Copy out each line of the entries where the word "Solid" is present.

[[ Exercise inputs, beginning ]]

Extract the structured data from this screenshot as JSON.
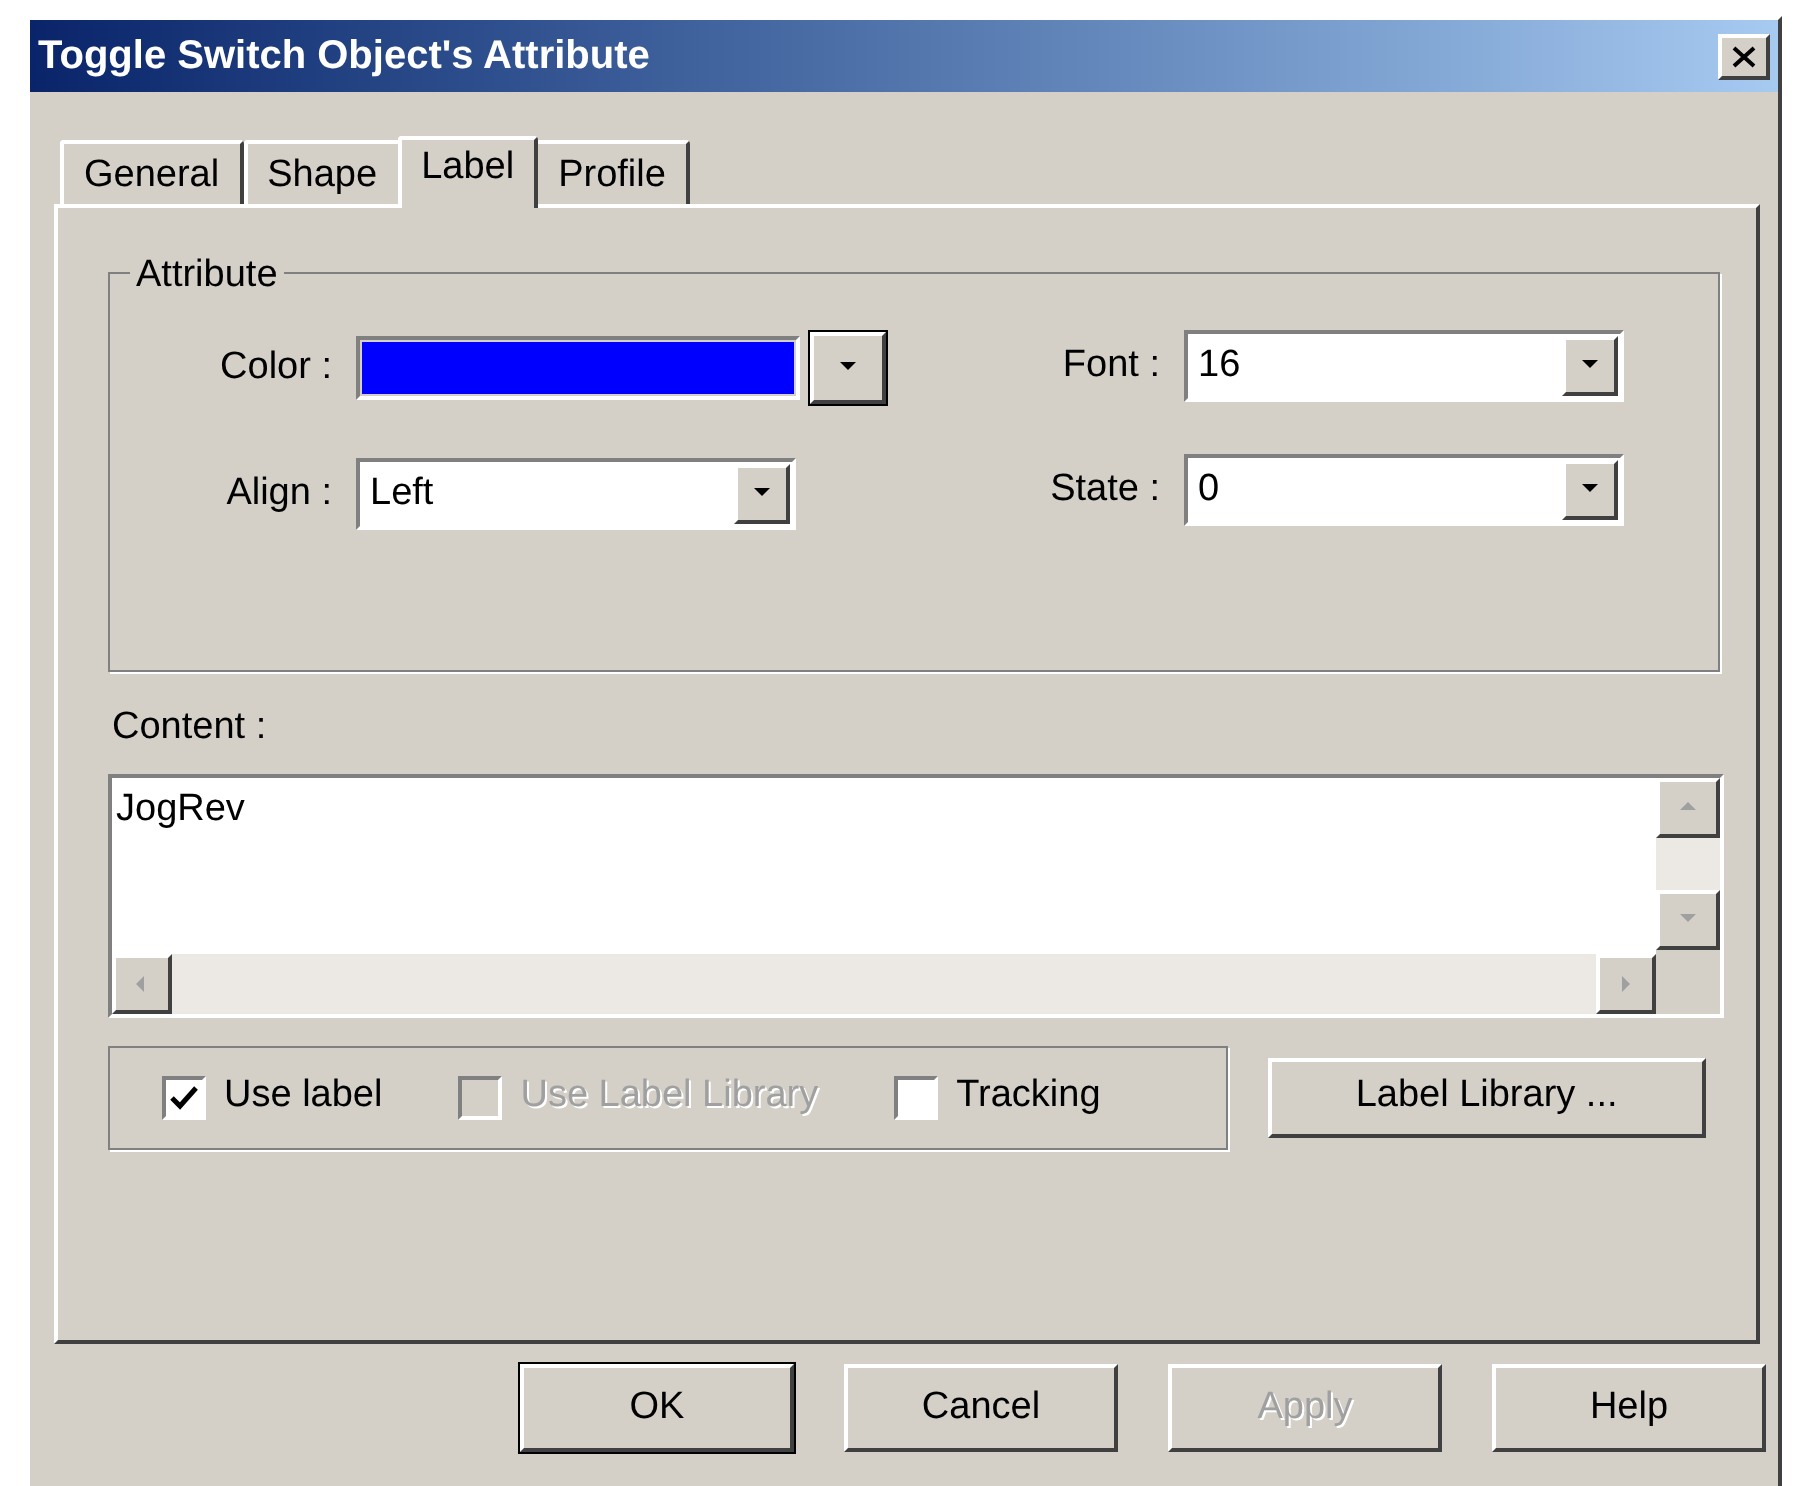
{
  "window": {
    "title": "Toggle Switch Object's Attribute"
  },
  "tabs": [
    {
      "label": "General",
      "selected": false
    },
    {
      "label": "Shape",
      "selected": false
    },
    {
      "label": "Label",
      "selected": true
    },
    {
      "label": "Profile",
      "selected": false
    }
  ],
  "attribute": {
    "title": "Attribute",
    "color": {
      "label": "Color :",
      "color": "#0000ff"
    },
    "align": {
      "label": "Align :",
      "value": "Left"
    },
    "font": {
      "label": "Font :",
      "value": "16"
    },
    "state": {
      "label": "State :",
      "value": "0"
    }
  },
  "content": {
    "label": "Content :",
    "value": "JogRev"
  },
  "options": [
    {
      "label": "Use label",
      "checked": true,
      "disabled": false
    },
    {
      "label": "Use Label Library",
      "checked": false,
      "disabled": true
    },
    {
      "label": "Tracking",
      "checked": false,
      "disabled": false
    }
  ],
  "library_button": "Label Library ...",
  "buttons": [
    {
      "label": "OK",
      "default": true,
      "disabled": false
    },
    {
      "label": "Cancel",
      "default": false,
      "disabled": false
    },
    {
      "label": "Apply",
      "default": false,
      "disabled": true
    },
    {
      "label": "Help",
      "default": false,
      "disabled": false
    }
  ]
}
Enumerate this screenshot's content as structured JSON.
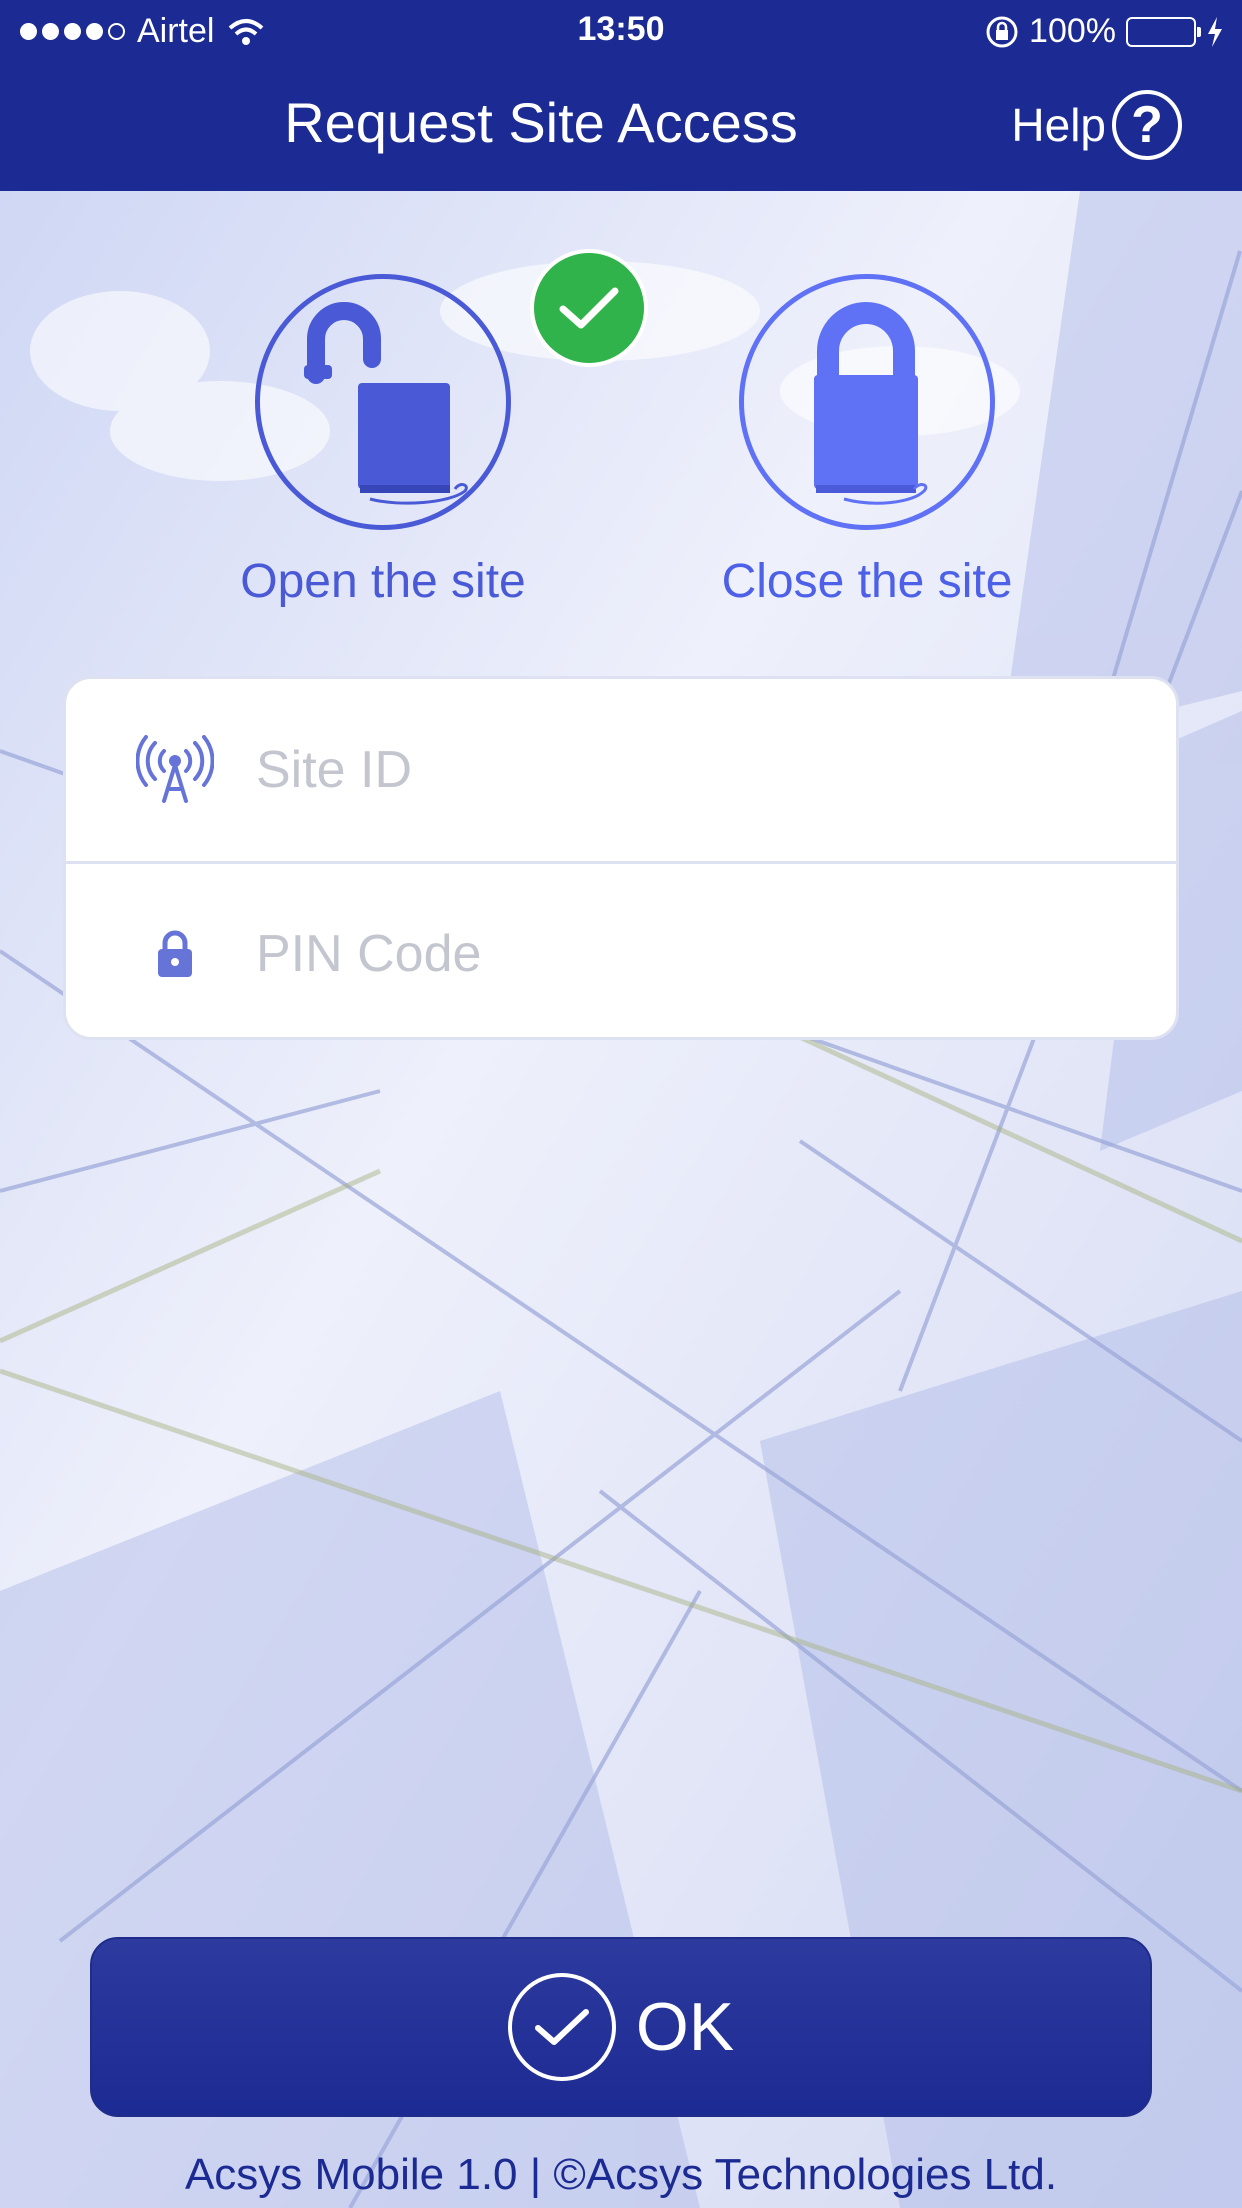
{
  "status_bar": {
    "carrier": "Airtel",
    "time": "13:50",
    "battery_percent": "100%",
    "battery_level": 1.0
  },
  "nav": {
    "title": "Request Site Access",
    "help_label": "Help",
    "help_symbol": "?"
  },
  "actions": {
    "open_label": "Open the site",
    "close_label": "Close the site",
    "selected": "open"
  },
  "form": {
    "site_id_placeholder": "Site ID",
    "pin_placeholder": "PIN Code",
    "site_id_value": "",
    "pin_value": ""
  },
  "ok_label": "OK",
  "footer": "Acsys Mobile 1.0 | ©Acsys Technologies Ltd.",
  "colors": {
    "primary": "#1c2a93",
    "accent": "#4a5ad6",
    "success": "#2fb34a",
    "battery": "#4cd964"
  },
  "icons": [
    "wifi-icon",
    "rotation-lock-icon",
    "charging-icon",
    "help-icon",
    "open-padlock-icon",
    "closed-padlock-icon",
    "check-icon",
    "antenna-icon",
    "lock-icon"
  ]
}
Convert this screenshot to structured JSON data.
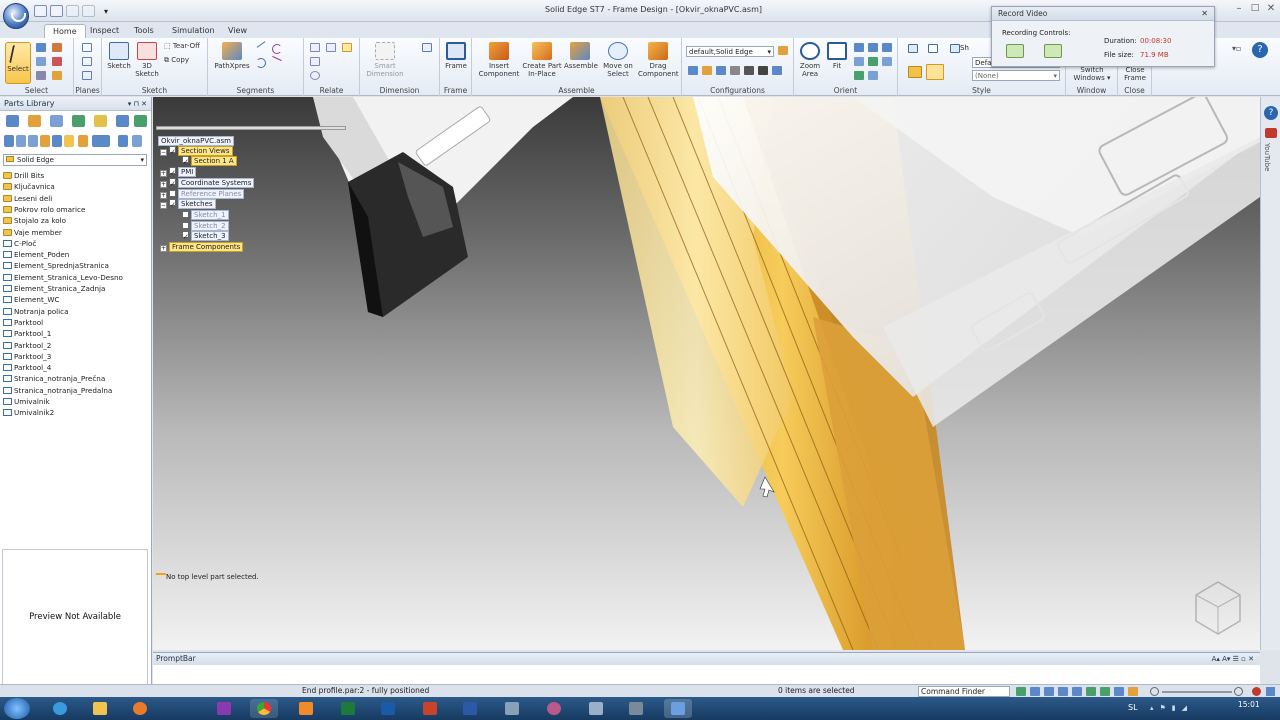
{
  "window": {
    "title": "Solid Edge ST7 - Frame Design - [Okvir_oknaPVC.asm]",
    "min": "–",
    "max": "□",
    "close": "✕"
  },
  "tabs": [
    "Home",
    "Inspect",
    "Tools",
    "Simulation",
    "View"
  ],
  "ribbon": {
    "groups": {
      "select": "Select",
      "planes": "Planes",
      "sketch": "Sketch",
      "segments": "Segments",
      "relate": "Relate",
      "dimension": "Dimension",
      "frame": "Frame",
      "assemble": "Assemble",
      "configurations": "Configurations",
      "orient": "Orient",
      "style": "Style",
      "window": "Window",
      "close": "Close"
    },
    "buttons": {
      "select": "Select",
      "sketch": "Sketch",
      "sketch3d_1": "3D",
      "sketch3d_2": "Sketch",
      "tearoff": "Tear-Off",
      "copy": "Copy",
      "pathxpres": "PathXpres",
      "smart_dim_1": "Smart",
      "smart_dim_2": "Dimension",
      "frame": "Frame",
      "insert_1": "Insert",
      "insert_2": "Component",
      "create_1": "Create Part",
      "create_2": "In-Place",
      "assemble": "Assemble",
      "move_1": "Move on",
      "move_2": "Select",
      "drag_1": "Drag",
      "drag_2": "Component",
      "zoom_1": "Zoom",
      "zoom_2": "Area",
      "fit": "Fit",
      "switch_1": "Switch",
      "switch_2": "Windows ▾",
      "closeframe_1": "Close",
      "closeframe_2": "Frame"
    },
    "configurations_value": "default,Solid Edge",
    "style_value": "(None)",
    "style_top": "Defa",
    "style_sh": "Sh"
  },
  "record_video": {
    "title": "Record Video",
    "recording_label": "Recording Controls:",
    "duration_label": "Duration:",
    "duration_value": "00:08:30",
    "filesize_label": "File size:",
    "filesize_value": "71.9 MB",
    "close": "✕"
  },
  "parts_library": {
    "title": "Parts Library",
    "location": "Solid Edge",
    "items": [
      {
        "name": "Drill Bits",
        "type": "folder"
      },
      {
        "name": "Ključavnica",
        "type": "folder"
      },
      {
        "name": "Leseni deli",
        "type": "folder"
      },
      {
        "name": "Pokrov rolo omarice",
        "type": "folder"
      },
      {
        "name": "Stojalo za kolo",
        "type": "folder"
      },
      {
        "name": "Vaje member",
        "type": "folder"
      },
      {
        "name": "C-Ploč",
        "type": "doc"
      },
      {
        "name": "Element_Poden",
        "type": "doc"
      },
      {
        "name": "Element_SprednjaStranica",
        "type": "doc"
      },
      {
        "name": "Element_Stranica_Levo-Desno",
        "type": "doc"
      },
      {
        "name": "Element_Stranica_Zadnja",
        "type": "doc"
      },
      {
        "name": "Element_WC",
        "type": "doc"
      },
      {
        "name": "Notranja polica",
        "type": "doc"
      },
      {
        "name": "Parktool",
        "type": "doc"
      },
      {
        "name": "Parktool_1",
        "type": "doc"
      },
      {
        "name": "Parktool_2",
        "type": "doc"
      },
      {
        "name": "Parktool_3",
        "type": "doc"
      },
      {
        "name": "Parktool_4",
        "type": "doc"
      },
      {
        "name": "Stranica_notranja_Prečna",
        "type": "doc"
      },
      {
        "name": "Stranica_notranja_Predalna",
        "type": "doc"
      },
      {
        "name": "Umivalnik",
        "type": "doc"
      },
      {
        "name": "Umivalnik2",
        "type": "doc"
      }
    ],
    "preview_text": "Preview Not Available"
  },
  "pathfinder": {
    "root": "Okvir_oknaPVC.asm",
    "section_views": "Section Views",
    "section_1a": "Section 1 A",
    "pmi": "PMI",
    "coord_systems": "Coordinate Systems",
    "ref_planes": "Reference Planes",
    "sketches": "Sketches",
    "sketch_1": "Sketch_1",
    "sketch_2": "Sketch_2",
    "sketch_3": "Sketch_3",
    "frame_components": "Frame Components",
    "status": "No top level part selected."
  },
  "promptbar": {
    "title": "PromptBar",
    "controls": "A▴ A▾ ☰ ▫ ✕"
  },
  "statusbar": {
    "message": "End profile.par:2 - fully positioned",
    "selection": "0 items are selected",
    "command_finder": "Command Finder"
  },
  "taskbar": {
    "lang": "SL",
    "time": "15:01"
  },
  "colors": {
    "accent_orange": "#f0a21c",
    "ribbon_bg": "#e4ebf4",
    "record_red": "#c0392b"
  }
}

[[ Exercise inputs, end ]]

_Exercise response_:
    "title": "Solid Edge ST7 - Frame Design - [Okvir_oknaPVC.asm]",
    "configurations_value": "default,Solid Edge",
    "location": "Solid Edge",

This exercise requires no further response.